BLURB: “A richly comic tale of the tangled fortunes of two theatrical families, the Hazards and the Chances, Angela Carter’s witty and bawdy novel is populated with as many sets of twins and mistaken identities as any Shakespeare comedy, and celebrates the magic of over a century of show business.”

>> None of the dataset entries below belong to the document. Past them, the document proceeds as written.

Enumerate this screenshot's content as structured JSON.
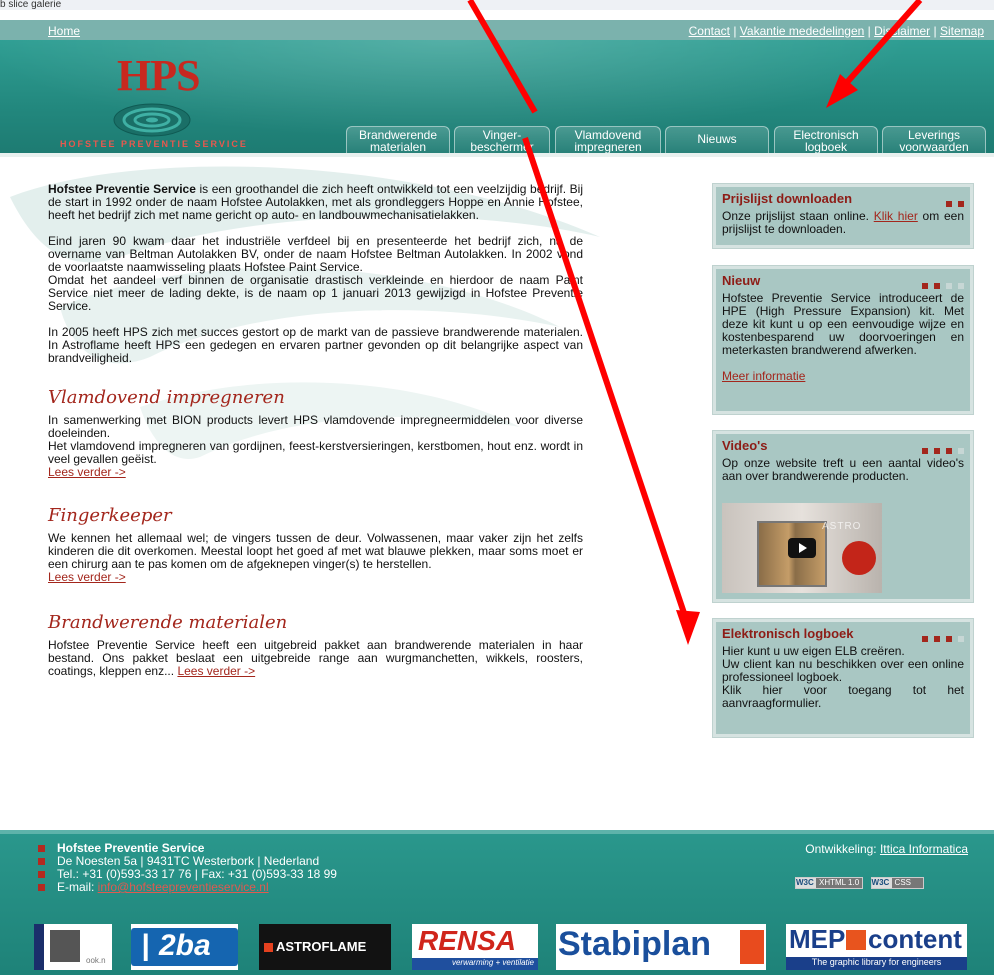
{
  "browser_tab": "b slice galerie",
  "toplinks": {
    "home": "Home",
    "contact": "Contact",
    "vakantie": "Vakantie mededelingen",
    "disclaimer": "Disclaimer",
    "sitemap": "Sitemap",
    "sep": "|"
  },
  "logo": {
    "mark": "HPS",
    "subtitle": "HOFSTEE PREVENTIE SERVICE"
  },
  "nav": [
    {
      "line1": "Brandwerende",
      "line2": "materialen"
    },
    {
      "line1": "Vinger-",
      "line2": "beschermer"
    },
    {
      "line1": "Vlamdovend",
      "line2": "impregneren"
    },
    {
      "line1": "Nieuws",
      "line2": ""
    },
    {
      "line1": "Electronisch",
      "line2": "logboek"
    },
    {
      "line1": "Leverings",
      "line2": "voorwaarden"
    }
  ],
  "intro": {
    "p1_bold": "Hofstee Preventie Service",
    "p1": " is een groothandel die zich heeft ontwikkeld tot een veelzijdig bedrijf. Bij de start in 1992 onder de naam Hofstee Autolakken, met als grondleggers Hoppe en Annie Hofstee, heeft het bedrijf zich met name gericht op auto- en landbouwmechanisatielakken.",
    "p2": "Eind jaren 90 kwam daar het industriële verfdeel bij en presenteerde het bedrijf zich, na de overname van Beltman Autolakken BV, onder de naam Hofstee Beltman Autolakken. In 2002 vond de voorlaatste naamwisseling plaats Hofstee Paint Service.",
    "p2b": "Omdat het aandeel verf binnen de organisatie drastisch verkleinde en hierdoor de naam Paint Service niet meer de lading dekte, is de naam op 1 januari 2013 gewijzigd in Hofstee Preventie Service.",
    "p3": "In 2005 heeft HPS zich met succes gestort op de markt van de passieve brandwerende materialen. In Astroflame heeft HPS een gedegen en ervaren partner gevonden op dit belangrijke aspect van brandveiligheid."
  },
  "sections": {
    "vlam_title": "Vlamdovend impregneren",
    "vlam_p1": "In samenwerking met BION products levert HPS vlamdovende impregneermiddelen voor diverse doeleinden.",
    "vlam_p2": "Het vlamdovend impregneren van gordijnen, feest-kerstversieringen, kerstbomen, hout enz. wordt in veel gevallen geëist.",
    "finger_title": "Fingerkeeper",
    "finger_p": "We kennen het allemaal wel; de vingers tussen de deur. Volwassenen, maar vaker zijn het zelfs kinderen die dit overkomen. Meestal loopt het goed af met wat blauwe plekken, maar soms moet er een chirurg aan te pas komen om de afgeknepen vinger(s) te herstellen.",
    "brand_title": "Brandwerende materialen",
    "brand_p": "Hofstee Preventie Service heeft een uitgebreid pakket aan brandwerende materialen in haar bestand. Ons pakket beslaat een uitgebreide range aan wurgmanchetten, wikkels, roosters, coatings, kleppen enz...",
    "read_more": "Lees verder ->"
  },
  "sidebar": {
    "prijslijst_title": "Prijslijst downloaden",
    "prijslijst_pre": "Onze prijslijst staan online.",
    "prijslijst_link": "Klik hier",
    "prijslijst_post": " om een prijslijst te downloaden.",
    "nieuw_title": "Nieuw",
    "nieuw_text": "Hofstee Preventie Service introduceert de HPE (High Pressure Expansion) kit. Met deze kit kunt u op een eenvoudige wijze en kostenbesparend uw doorvoeringen en meterkasten brandwerend afwerken.",
    "nieuw_link": "Meer informatie",
    "video_title": "Video's",
    "video_text": "Op onze website treft u een aantal video's aan over brandwerende producten.",
    "video_brand": "ASTRO",
    "elb_title": "Elektronisch logboek",
    "elb_text1": "Hier kunt u uw eigen ELB creëren.",
    "elb_text2": "Uw client kan nu beschikken over een online professioneel logboek.",
    "elb_text3": "Klik hier voor toegang tot het aanvraagformulier."
  },
  "footer": {
    "company": "Hofstee Preventie Service",
    "address": "De Noesten 5a | 9431TC Westerbork | Nederland",
    "phone": "Tel.: +31 (0)593-33 17 76 | Fax: +31 (0)593-33 18 99",
    "email_label": "E-mail: ",
    "email": "info@hofsteepreventieservice.nl",
    "dev_label": "Ontwikkeling: ",
    "dev_link": "Ittica Informatica",
    "w3c1_a": "W3C",
    "w3c1_b": "XHTML 1.0",
    "w3c2_a": "W3C",
    "w3c2_b": "CSS"
  },
  "logos": {
    "l1": "ook.n",
    "l2": "2ba",
    "l3": "ASTROFLAME",
    "l4": "RENSA",
    "l4_sub": "verwarming + ventilatie",
    "l5": "Stabiplan",
    "l6": "MEP",
    "l6b": "content",
    "l6_sub": "The graphic library for engineers"
  },
  "colors": {
    "brand_red": "#a3261c",
    "teal": "#22877d",
    "sidebar_bg": "#a9c7c3",
    "annotation_arrow": "#ff0000"
  }
}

REVIEW: I studied Angela Carter’s ‘The Bloody Chamber and Other Stories’ during my English Literature A-level, and it has become a favourite book that I often return to. I was recommended ‘Wise Children’ very recently by my A-Level Literature teacher, and was looking forward to reading more of Carter’s work. ‘Wise Children’ tells the story of twin sisters Dora and Nora Chance through the eyes of Dora, as she looks back on their lives and the chaotic liasons that have shaped and changed their sprawling Shakespearean family. As the illegitimate daughters of famed thespian actor Melchoir Hazard, Dora and Nora were cared for by their grandmother upon the death of their mother and found themselves using their beauty, charm and hidden family connections to rise up the glittering social ladder and form careers for themselves as minor Hollywood starlets, and later on as a singing and dancing double act. As we learn more about their lives and the affairs that have made their family into a melodrama, we can’t help warming to Dora and Nora and cetting caught up in their glamorous and dramatic lives. The events culminate at Melchoir’s hundredth birthday party at the end of the novel, where revelations galore plunge events into mirth and chaos. This book is fast-paced and witty, often comical and somehow extraordinarily Shakespearean, and Carter’s style is easy to distinguish. Although it took a chapter or so to get into, once I did so I really enjoyed this book and found it both fun and easy to read, and would highly recommend it.